draw_line(p1, p2, thickness);
draw_line(p2, p3, thickness);
pos = p3;
}
}
fn draw_body_spring(body) {
draw_spring(
vec(0.0, body.get_pos().y),
body.get_pos(),
body.get_radius() * 2.0,
body.get_radius() / 2.0,
10
);
}
Spring Forces
To start out, we'll calculate the spring force. Specifically, we'll apply a spring force to every object towards the center of the screen.
Look at the apply_spring_force()
function:
fn apply_spring_force(body) {
draw_body_spring(body);
let spring_length = (body.get_pos().x + body.get_vel().x); // unit: m
let spring_force = 0.0; // unit: N
body.add_force(vec(spring_force, 0.0));
}
To fix the TODO on line 5, replace 0.0
with the formula for spring force using the variables
SPRING_CONSTANT
and spring_length
. Then, run the script and add a body slightly
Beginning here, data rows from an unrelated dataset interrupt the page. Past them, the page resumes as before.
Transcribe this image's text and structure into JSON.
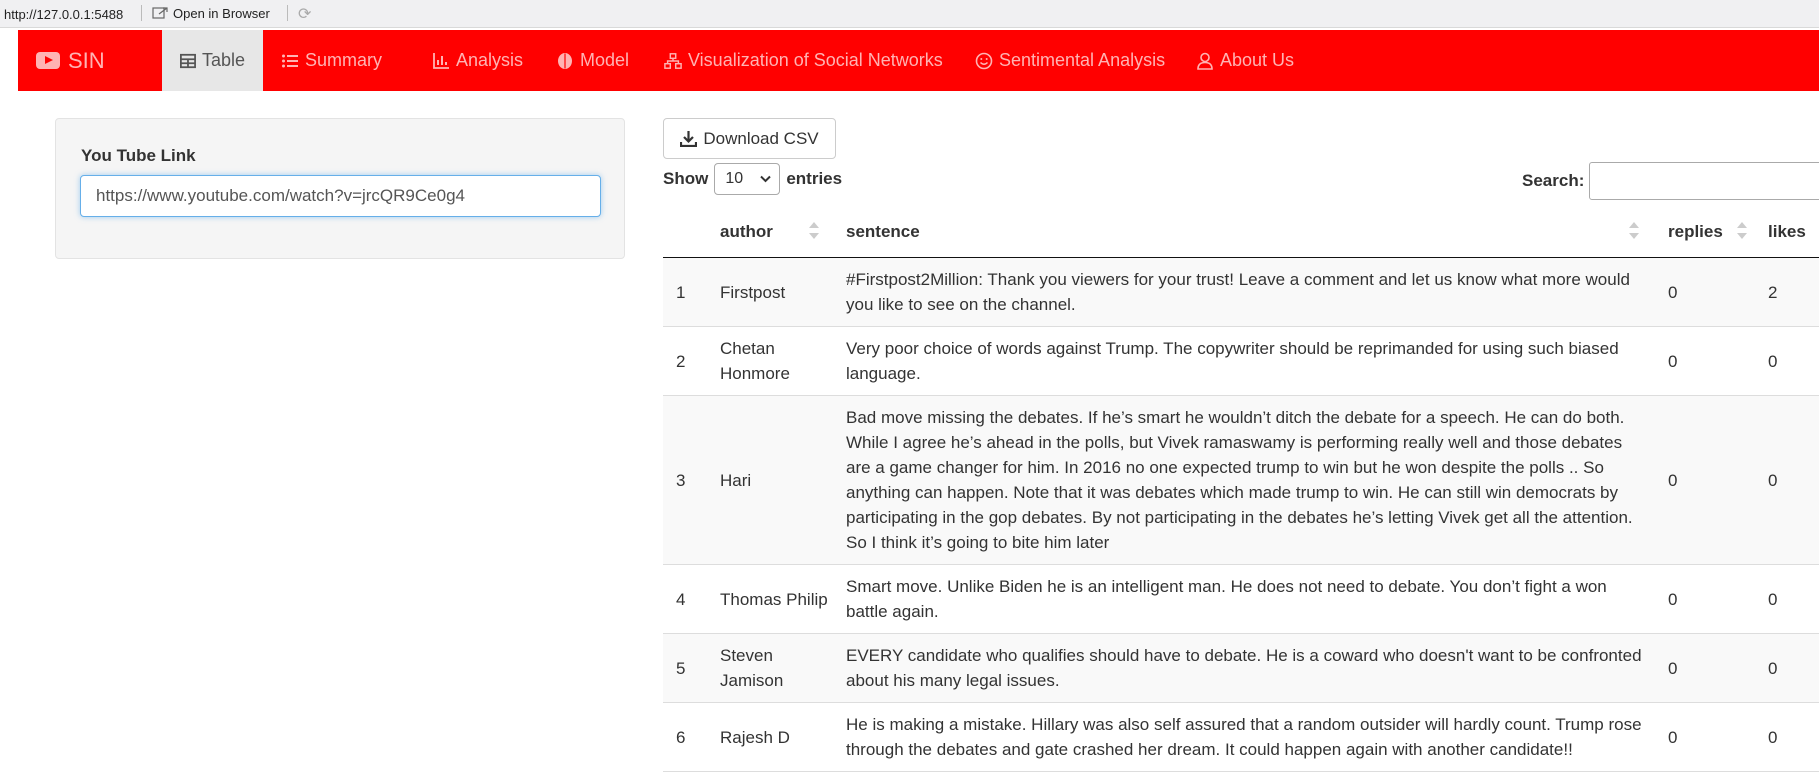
{
  "browser": {
    "url": "http://127.0.0.1:5488",
    "open_in_browser": "Open in Browser"
  },
  "navbar": {
    "brand": "SIN",
    "items": [
      {
        "label": "Table",
        "icon": "table-icon",
        "active": true
      },
      {
        "label": "Summary",
        "icon": "list-icon",
        "active": false
      },
      {
        "label": "Analysis",
        "icon": "bar-chart-icon",
        "active": false
      },
      {
        "label": "Model",
        "icon": "brain-icon",
        "active": false
      },
      {
        "label": "Visualization of Social Networks",
        "icon": "sitemap-icon",
        "active": false
      },
      {
        "label": "Sentimental Analysis",
        "icon": "smile-icon",
        "active": false
      },
      {
        "label": "About Us",
        "icon": "user-icon",
        "active": false
      }
    ]
  },
  "sidebar": {
    "input_label": "You Tube Link",
    "input_value": "https://www.youtube.com/watch?v=jrcQR9Ce0g4"
  },
  "main": {
    "download_label": "Download CSV",
    "show_label": "Show",
    "entries_value": "10",
    "entries_label": "entries",
    "search_label": "Search:",
    "columns": [
      "author",
      "sentence",
      "replies",
      "likes"
    ],
    "rows": [
      {
        "n": "1",
        "author": "Firstpost",
        "sentence": "#Firstpost2Million: Thank you viewers for your trust! Leave a comment and let us know what more would you like to see on the channel.",
        "replies": "0",
        "likes": "2"
      },
      {
        "n": "2",
        "author": "Chetan Honmore",
        "sentence": "Very poor choice of words against Trump. The copywriter should be reprimanded for using such biased language.",
        "replies": "0",
        "likes": "0"
      },
      {
        "n": "3",
        "author": "Hari",
        "sentence": "Bad move missing the debates. If he’s smart he wouldn’t ditch the debate for a speech. He can do both. While I agree he’s ahead in the polls, but Vivek ramaswamy is performing really well and those debates are a game changer for him. In 2016 no one expected trump to win but he won despite the polls .. So anything can happen. Note that it was debates which made trump to win. He can still win democrats by participating in the gop debates. By not participating in the debates he’s letting Vivek get all the attention. So I think it’s going to bite him later",
        "replies": "0",
        "likes": "0"
      },
      {
        "n": "4",
        "author": "Thomas Philip",
        "sentence": "Smart move. Unlike Biden he is an intelligent man. He does not need to debate. You don’t fight a won battle again.",
        "replies": "0",
        "likes": "0"
      },
      {
        "n": "5",
        "author": "Steven Jamison",
        "sentence": "EVERY candidate who qualifies should have to debate. He is a coward who doesn't want to be confronted about his many legal issues.",
        "replies": "0",
        "likes": "0"
      },
      {
        "n": "6",
        "author": "Rajesh D",
        "sentence": "He is making a mistake. Hillary was also self assured that a random outsider will hardly count. Trump rose through the debates and gate crashed her dream. It could happen again with another candidate!!",
        "replies": "0",
        "likes": "0"
      }
    ]
  },
  "colors": {
    "navbar_bg": "#ff0000",
    "nav_text": "#ffb3b3",
    "active_tab_bg": "#e7e7e7"
  }
}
off from the center of the screen. What happens? If you've done it correctly, the body
should bounce back and forth.
Energy
Next, update the calculate_kinetic_energy()
function to graph the system. You can use
v_mag**2
to get the square of the velocity's magnitude.
fn calculate_kinetic_energy(body) {
let m = body.get_mass(); // unit: kg
let x = body.get_pos().x; // unit: m
let v = body.get_vel(); // unit: m/s
let v_mag = v.length; // unit: m
return 0.0; // TODO, unit: J
}
Finally, update the calculate_potential_energy()
function:
fn calculate_potential_energy(body) {
let x = body.get_pos().x; // unit: m
let m = body.get_mass(); // unit: kg
return 0.0; // TODO
}
Now, look at the graph with a single spring. Is it as expected?
Questions

When is the potential energy maximized, and when is the kinetic energy maximized?

You might notice that the total energy of the system decreases over time. This is because computational integration error can make the energy increase over time, so we added a
DAMPING_FACTOR
to counter that and make it decrease instead. This approximates forces like friction and air resistance in the real world.Try making the simulation as accurate as possible, preserving the energy over time. To do so, adjust the
DAMPING_FACTOR
constant and the timestep using theset_dt()
call at the top. How does increasing/decreasing theDAMPING_FACTOR
anddt
affect the graph? 
Extra (Very Hard): Try playing with https://cloth.mikailkhan.com. This cloth simulator uses spring constraints between every node. However, it doesn't use anything like the
apply_spring_forces
function above. Instead, it uses a spring constraint solving approach which updates the positions directly. Otherwise, computational integration isn't fast enough to keep up with tight springs. Try implementing this approach in your own script, and see how the energy is preserved. You can find the source code for the cloth simulator here: https://github.com/mkhan45/clothsim. If you get it to work, email me: mikail@purdue.edu